Healthcare provision, not just as a right of Rwandan citizens, but also as an opportunity for private investment, is high on the list of the government’s priorities as it emerges from the Covid-19 pandemic and limbers up to take on the targets of Vision 2050, the country’s ambitious plan to reach high income status by mid-century.
“The pandemic has shown the value of investing in a healthy population and specialised doctors”, Dr Ngamije says.
This same system is largely to thank for life expectancy increasing from 49 in 2000 to 66.6 in 2017, and for maternal and child mortality dropping by 80% and 70%, respectively, between 2000 and 2014.

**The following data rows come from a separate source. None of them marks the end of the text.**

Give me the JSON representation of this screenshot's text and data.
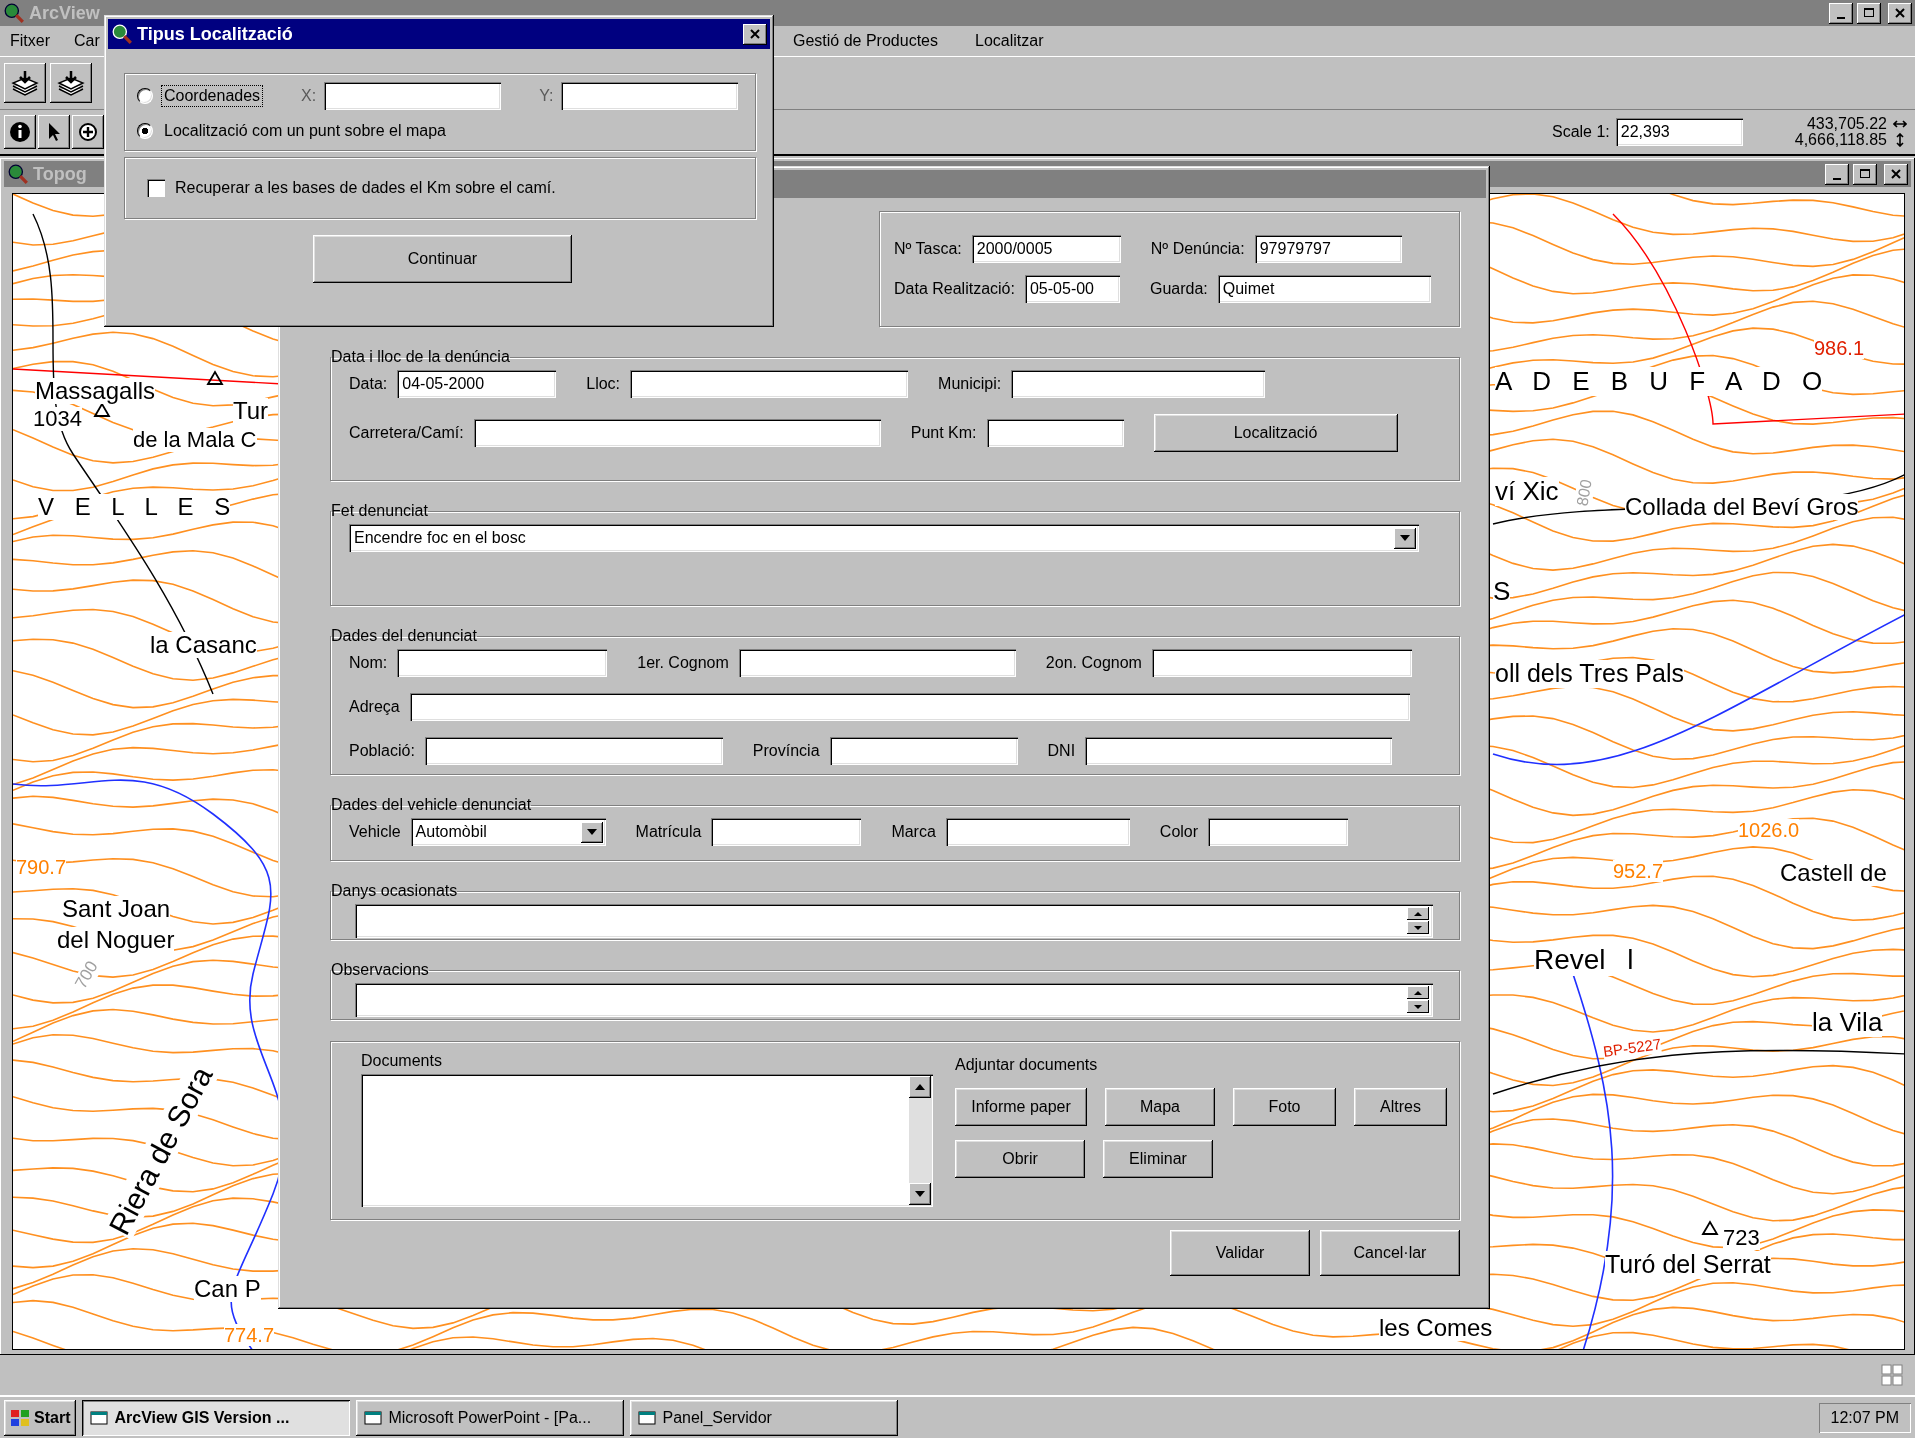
{
  "main_window": {
    "title": "ArcView",
    "menu": [
      {
        "label": "Fitxer"
      },
      {
        "label": "Car"
      },
      {
        "label": "Gestió de Productes"
      },
      {
        "label": "Localitzar"
      }
    ],
    "scale_label": "Scale 1:",
    "scale": "22,393",
    "x_coord": "433,705.22",
    "y_coord": "4,666,118.85"
  },
  "map_window": {
    "title": "Topog",
    "labels": [
      {
        "text": "Massagalls",
        "kind": "place"
      },
      {
        "text": "1034",
        "kind": "place"
      },
      {
        "text": "Tur",
        "kind": "place"
      },
      {
        "text": "de la Mala C",
        "kind": "place"
      },
      {
        "text": "V E L L E S",
        "kind": "area"
      },
      {
        "text": "la Casanc",
        "kind": "place"
      },
      {
        "text": "790.7",
        "kind": "elevation"
      },
      {
        "text": "Sant Joan",
        "kind": "place"
      },
      {
        "text": "del Noguer",
        "kind": "place"
      },
      {
        "text": "700",
        "kind": "contour"
      },
      {
        "text": "Riera de Sora",
        "kind": "place"
      },
      {
        "text": "Can P",
        "kind": "place"
      },
      {
        "text": "774.7",
        "kind": "elevation"
      },
      {
        "text": "986.1",
        "kind": "road"
      },
      {
        "text": "A D E B U F A D O",
        "kind": "area"
      },
      {
        "text": "ví Xic",
        "kind": "place"
      },
      {
        "text": "800",
        "kind": "contour"
      },
      {
        "text": "Collada del Beví Gros",
        "kind": "place"
      },
      {
        "text": "S",
        "kind": "place"
      },
      {
        "text": "oll dels Tres Pals",
        "kind": "place"
      },
      {
        "text": "1026.0",
        "kind": "elevation"
      },
      {
        "text": "952.7",
        "kind": "elevation"
      },
      {
        "text": "Castell de",
        "kind": "place"
      },
      {
        "text": "Revel l",
        "kind": "area"
      },
      {
        "text": "la Vila",
        "kind": "place"
      },
      {
        "text": "BP-5227",
        "kind": "road"
      },
      {
        "text": "723",
        "kind": "place"
      },
      {
        "text": "Turó del Serrat",
        "kind": "place"
      },
      {
        "text": "les Comes",
        "kind": "place"
      }
    ]
  },
  "form": {
    "header": [
      {
        "label": "Nº Tasca:",
        "value": "2000/0005"
      },
      {
        "label": "Nº Denúncia:",
        "value": "97979797"
      },
      {
        "label": "Data Realització:",
        "value": "05-05-00"
      },
      {
        "label": "Guarda:",
        "value": "Quimet"
      }
    ],
    "groups": [
      {
        "kind": "fields",
        "title": "Data i lloc de la denúncia",
        "rows": [
          [
            {
              "kind": "text",
              "label": "Data:",
              "value": "04-05-2000"
            },
            {
              "kind": "text",
              "label": "Lloc:"
            },
            {
              "kind": "text",
              "label": "Municipi:"
            }
          ],
          [
            {
              "kind": "text",
              "label": "Carretera/Camí:"
            },
            {
              "kind": "text",
              "label": "Punt Km:"
            },
            {
              "kind": "button",
              "label": "Localització"
            }
          ]
        ]
      },
      {
        "kind": "fields",
        "title": "Fet denunciat",
        "rows": [
          [
            {
              "kind": "select",
              "value": "Encendre foc en el bosc"
            }
          ]
        ]
      },
      {
        "kind": "fields",
        "title": "Dades del denunciat",
        "rows": [
          [
            {
              "kind": "text",
              "label": "Nom:"
            },
            {
              "kind": "text",
              "label": "1er. Cognom"
            },
            {
              "kind": "text",
              "label": "2on. Cognom"
            }
          ],
          [
            {
              "kind": "text",
              "label": "Adreça"
            }
          ],
          [
            {
              "kind": "text",
              "label": "Població:"
            },
            {
              "kind": "text",
              "label": "Província"
            },
            {
              "kind": "text",
              "label": "DNI"
            }
          ]
        ]
      },
      {
        "kind": "fields",
        "title": "Dades del vehicle denunciat",
        "rows": [
          [
            {
              "kind": "select",
              "label": "Vehicle",
              "value": "Automòbil"
            },
            {
              "kind": "text",
              "label": "Matrícula"
            },
            {
              "kind": "text",
              "label": "Marca"
            },
            {
              "kind": "text",
              "label": "Color"
            }
          ]
        ]
      },
      {
        "kind": "memo",
        "title": "Danys ocasionats"
      },
      {
        "kind": "memo",
        "title": "Observacions"
      },
      {
        "kind": "documents",
        "title": "Documents",
        "attach_label": "Adjuntar documents",
        "attach_buttons": [
          "Informe paper",
          "Mapa",
          "Foto",
          "Altres"
        ],
        "list_buttons": [
          "Obrir",
          "Eliminar"
        ]
      }
    ],
    "buttons": [
      "Validar",
      "Cancel·lar"
    ]
  },
  "locate_dialog": {
    "title": "Tipus Localització",
    "options": [
      {
        "label": "Coordenades",
        "selected": false,
        "focused": true
      },
      {
        "label": "Localització com un punt sobre el mapa",
        "selected": true,
        "focused": false
      }
    ],
    "x_label": "X:",
    "y_label": "Y:",
    "coords_disabled": true,
    "checkbox": {
      "label": "Recuperar a les bases de dades el Km sobre el camí.",
      "checked": false
    },
    "button": "Continuar"
  },
  "taskbar": {
    "start": "Start",
    "tasks": [
      {
        "label": "ArcView GIS Version ...",
        "selected": true
      },
      {
        "label": "Microsoft PowerPoint - [Pa...",
        "selected": false
      },
      {
        "label": "Panel_Servidor",
        "selected": false
      }
    ],
    "clock": "12:07 PM"
  }
}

Access and administration are being further improved by the digitisation of health services, while the government is also trying to ensure that Rwandans are able to afford healthcare services through a system of community-based health insurance.
Other research and investment priorities include cancer research and heart operations, for which dedicated facilities were built mid-pandemic. Specialisations in imaging solutions, diagnosis, pharmaceutical production, medical technology, and radiology are priority areas for investment.
Dr Ngamije is particularly dedicated to improving access to cancer treatment through investments in nuclear medicine and radiation, which are in short supply in the region.
“We aim to have this capability by 2023, which will only be the second of its kind in Sub-Saharan Africa, along with South Africa’s,” he says.
Private clinics have proliferated and expanded during the pandemic and the aim is to integrate them into an advanced medical ecosystem.
Drone-based delivery services
One of the most eye-catching partnerships to emerge is between the Rwandan government and California-based drone company Zipline.
In 2016, Zipline approached Rwanda to use it as a proof-of-concept location for a drone-based delivery system that was particularly suited to Rwanda’s geography and the needs of its health sector. Working out of two distribution centres, Zipline makes 5000 deliveries of medical supplies to 375 health facilities per month.
“Because blood can be delivered from storage to anywhere in the country in under 30 minutes, the Zipline system has decreased the amount of expired blood by 50%,” says the minister.
Zipline has since exported its concept to Ghana and the US, with plans to move into Nigeria, India, and the Philippines.